As the holidays approach, the idea of giving gift cards has the appeal of saving time and making sure the giftee will want and appreciate what s/he gets. You might get a few yourself. Do you know what to do with those used gift cards? The City of Chicago Recycling operation doesn’t accept them for recycling, but throwing the PVC type in your garbage—though it may seem like a little thing—still contributes to the million-years-to-disappear-from-the-landfill and toxic-byproduct problems we have with PVC and other types of plastics. Earth911.com has recycling suggestions. And here is some information on non-toxic photo-degradable plastics (that is, they will eventually degrade in the presence of light—something that’s not going to happen in a landfill—but which is currently wreaking havoc with our oceans). Meanwhile, Target, REI, Borders, Whole Foods and Walmart are using biodegradable plastic for their gift cards.

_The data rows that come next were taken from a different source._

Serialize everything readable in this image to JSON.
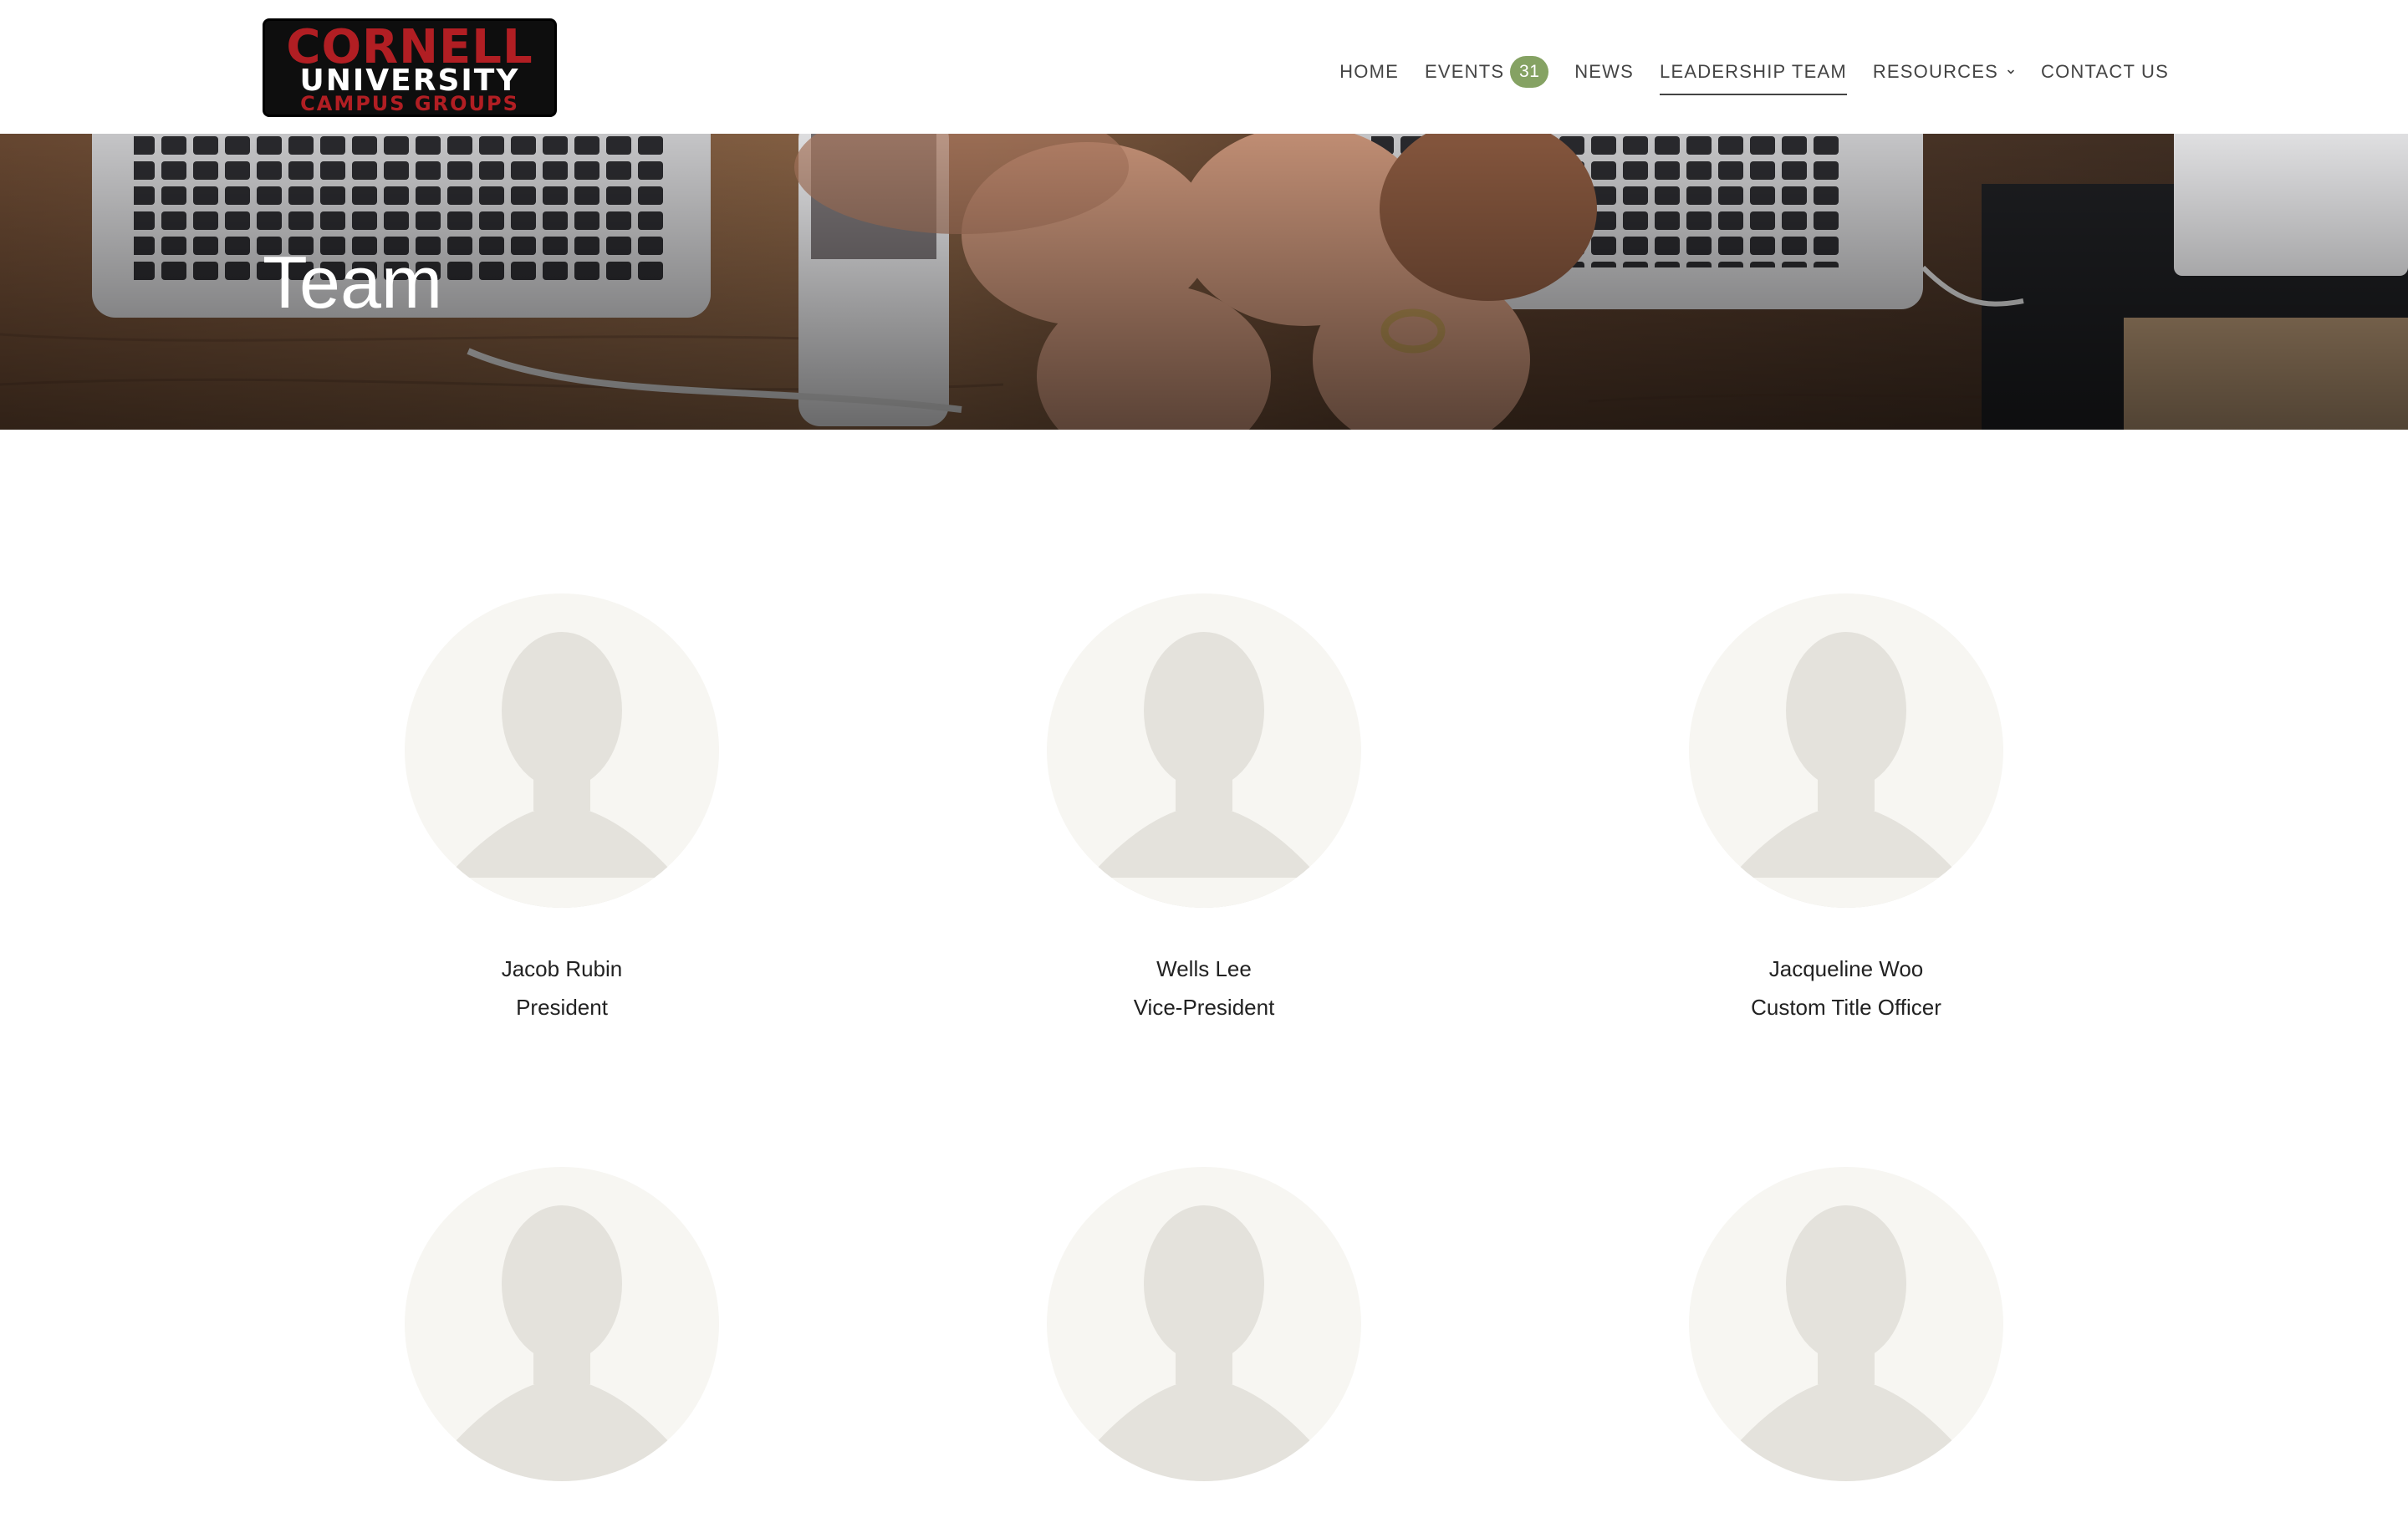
{
  "logo": {
    "line1": "CORNELL",
    "line2": "UNIVERSITY",
    "line3": "CAMPUS GROUPS"
  },
  "nav": {
    "items": [
      {
        "label": "HOME"
      },
      {
        "label": "EVENTS",
        "badge": "31"
      },
      {
        "label": "NEWS"
      },
      {
        "label": "LEADERSHIP TEAM",
        "active": true
      },
      {
        "label": "RESOURCES",
        "icon": "chevron-down-icon"
      },
      {
        "label": "CONTACT US"
      }
    ]
  },
  "hero": {
    "title": "Team"
  },
  "team": {
    "members": [
      {
        "name": "Jacob Rubin",
        "title": "President"
      },
      {
        "name": "Wells Lee",
        "title": "Vice-President"
      },
      {
        "name": "Jacqueline Woo",
        "title": "Custom Title Officer"
      },
      {
        "name": "",
        "title": ""
      },
      {
        "name": "",
        "title": ""
      },
      {
        "name": "",
        "title": ""
      }
    ]
  },
  "colors": {
    "badge": "#85a263",
    "logo_red": "#b11e23",
    "avatar_bg": "#f7f6f2",
    "avatar_silhouette": "#e4e2dc"
  }
}
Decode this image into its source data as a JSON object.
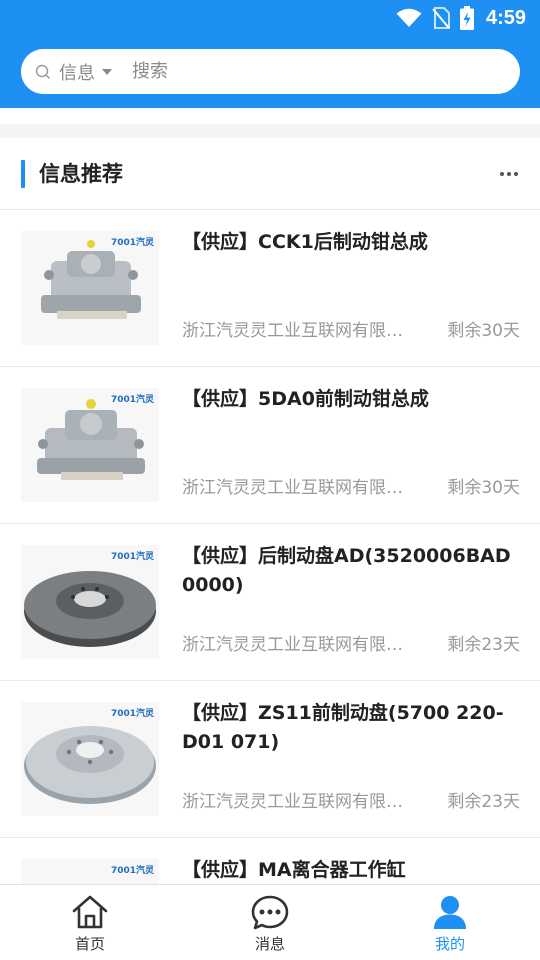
{
  "status_bar": {
    "time": "4:59"
  },
  "search": {
    "scope": "信息",
    "placeholder": "搜索"
  },
  "section": {
    "title": "信息推荐"
  },
  "items": [
    {
      "title": "【供应】CCK1后制动钳总成",
      "company": "浙江汽灵灵工业互联网有限公司",
      "remain": "剩余30天",
      "image": "caliper",
      "watermark": "7001汽灵"
    },
    {
      "title": "【供应】5DA0前制动钳总成",
      "company": "浙江汽灵灵工业互联网有限公司",
      "remain": "剩余30天",
      "image": "caliper",
      "watermark": "7001汽灵"
    },
    {
      "title": "【供应】后制动盘AD(3520006BAD0000)",
      "company": "浙江汽灵灵工业互联网有限公司",
      "remain": "剩余23天",
      "image": "disc-dark",
      "watermark": "7001汽灵"
    },
    {
      "title": "【供应】ZS11前制动盘(5700 220-D01 071)",
      "company": "浙江汽灵灵工业互联网有限公司",
      "remain": "剩余23天",
      "image": "disc-vented",
      "watermark": "7001汽灵"
    },
    {
      "title": "【供应】MA离合器工作缸",
      "company": "",
      "remain": "",
      "image": "cylinder",
      "watermark": "7001汽灵"
    }
  ],
  "tabbar": {
    "tabs": [
      {
        "label": "首页",
        "icon": "home-icon",
        "active": false
      },
      {
        "label": "消息",
        "icon": "message-icon",
        "active": false
      },
      {
        "label": "我的",
        "icon": "user-icon",
        "active": true
      }
    ]
  },
  "colors": {
    "brand": "#1e90f3",
    "text": "#222222",
    "muted": "#999999"
  }
}
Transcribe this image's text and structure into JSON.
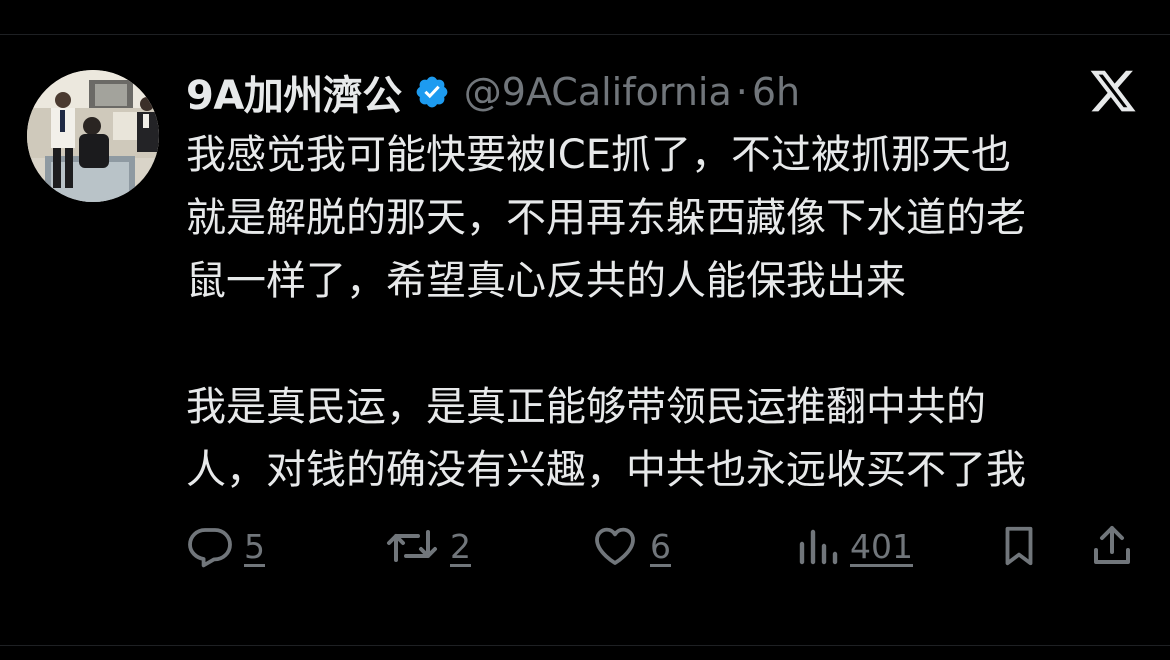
{
  "tweet": {
    "display_name": "9A加州濟公",
    "handle": "@9ACalifornia",
    "separator": "·",
    "time": "6h",
    "verified_icon": "verified-badge-icon",
    "brand_icon": "x-logo-icon",
    "paragraphs": [
      [
        "我感觉我可能快要被ICE抓了，不过被抓那天也",
        "就是解脱的那天，不用再东躲西藏像下水道的老",
        "鼠一样了，希望真心反共的人能保我出来"
      ],
      [
        "我是真民运，是真正能够带领民运推翻中共的",
        "人，对钱的确没有兴趣，中共也永远收买不了我"
      ]
    ]
  },
  "actions": {
    "reply": {
      "icon": "reply-icon",
      "count": "5"
    },
    "retweet": {
      "icon": "retweet-icon",
      "count": "2"
    },
    "like": {
      "icon": "heart-icon",
      "count": "6"
    },
    "views": {
      "icon": "views-icon",
      "count": "401"
    },
    "bookmark": {
      "icon": "bookmark-icon"
    },
    "share": {
      "icon": "share-icon"
    }
  },
  "colors": {
    "background": "#000000",
    "text": "#e7e9ea",
    "muted": "#71767b",
    "verified": "#1d9bf0"
  }
}
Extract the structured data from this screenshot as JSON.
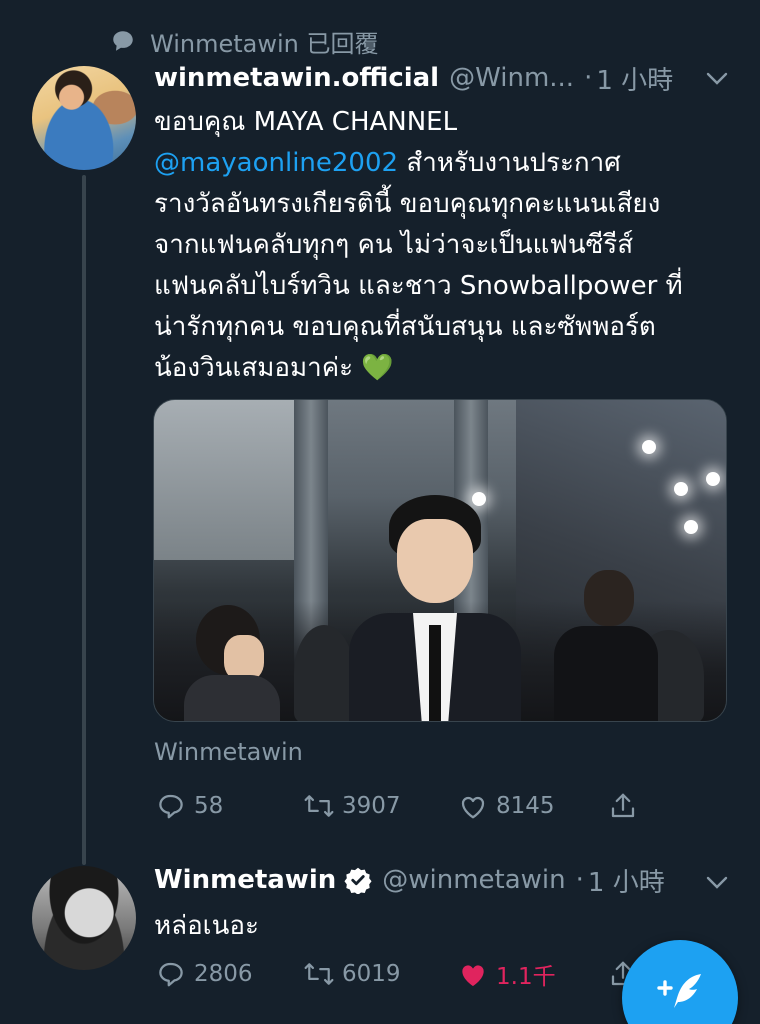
{
  "context": {
    "icon": "reply-bubble-icon",
    "text": "Winmetawin 已回覆"
  },
  "tweet1": {
    "display_name": "winmetawin.official",
    "handle": "@Winm...",
    "separator": "·",
    "time": "1 小時",
    "text_lines": [
      "ขอบคุณ MAYA CHANNEL",
      "สำหรับงานประกาศ",
      "รางวัลอันทรงเกียรตินี้ ขอบคุณทุกคะแนนเสียง",
      "จากแฟนคลับทุกๆ คน ไม่ว่าจะเป็นแฟนซีรีส์",
      "แฟนคลับไบร์ทวิน และชาว Snowballpower ที่",
      "น่ารักทุกคน ขอบคุณที่สนับสนุน และซัพพอร์ต",
      "น้องวินเสมอมาค่ะ 💚"
    ],
    "mention": "@mayaonline2002",
    "media_alt": "Photo of a man in a suit at an event",
    "source": "Winmetawin",
    "reply_count": "58",
    "retweet_count": "3907",
    "like_count": "8145"
  },
  "tweet2": {
    "display_name": "Winmetawin",
    "handle": "@winmetawin",
    "separator": "·",
    "time": "1 小時",
    "text": "หล่อเนอะ",
    "reply_count": "2806",
    "retweet_count": "6019",
    "like_count": "1.1千"
  },
  "colors": {
    "background": "#15202b",
    "muted": "#8899a6",
    "accent": "#1da1f2",
    "like": "#e0245e"
  },
  "fab": {
    "icon": "compose-feather-icon"
  }
}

If you get non-degradable gift cards, you can mail the empty, non-reloadable ones to Earthworks, which recycles gift cards, credit cards, driver’s licenses and similar smooth plastic cards, grinds them and makes PVC sheets for new plastic cards. Cut up your cards, put them in an envelope and mail to:
Earthworks System LLC
33200 Bainbridge Road, Suite E
Solon, OH 44139
How about wrapping paper? Ribbons? Plastic packaging? Try the search recycling function on Earth911 that lets you input the type of material you’re concerned about and then input a city name or multiple zip codes to see where you may be able to drop off—or mail in—that particular type of waste. Categories include CFLs (those long-life fluorescent bulbs that contain, for heaven’s sake, mercury and MUST be recycled), computers, cell phones, rechargeable batteries that’ve died, and so on.
In Chicago the blue cart and recycling drop-off centers accept plastics numbered #1 – #5 and #7 (look for that little triangular arrow graphic). Plastics with no number or #6 are not accepted for recycling. It can be confusing trying to wade through all the restrictions, but if you’re a baby boomer who has the time, it’s worth it to help secure the future of our precious planet.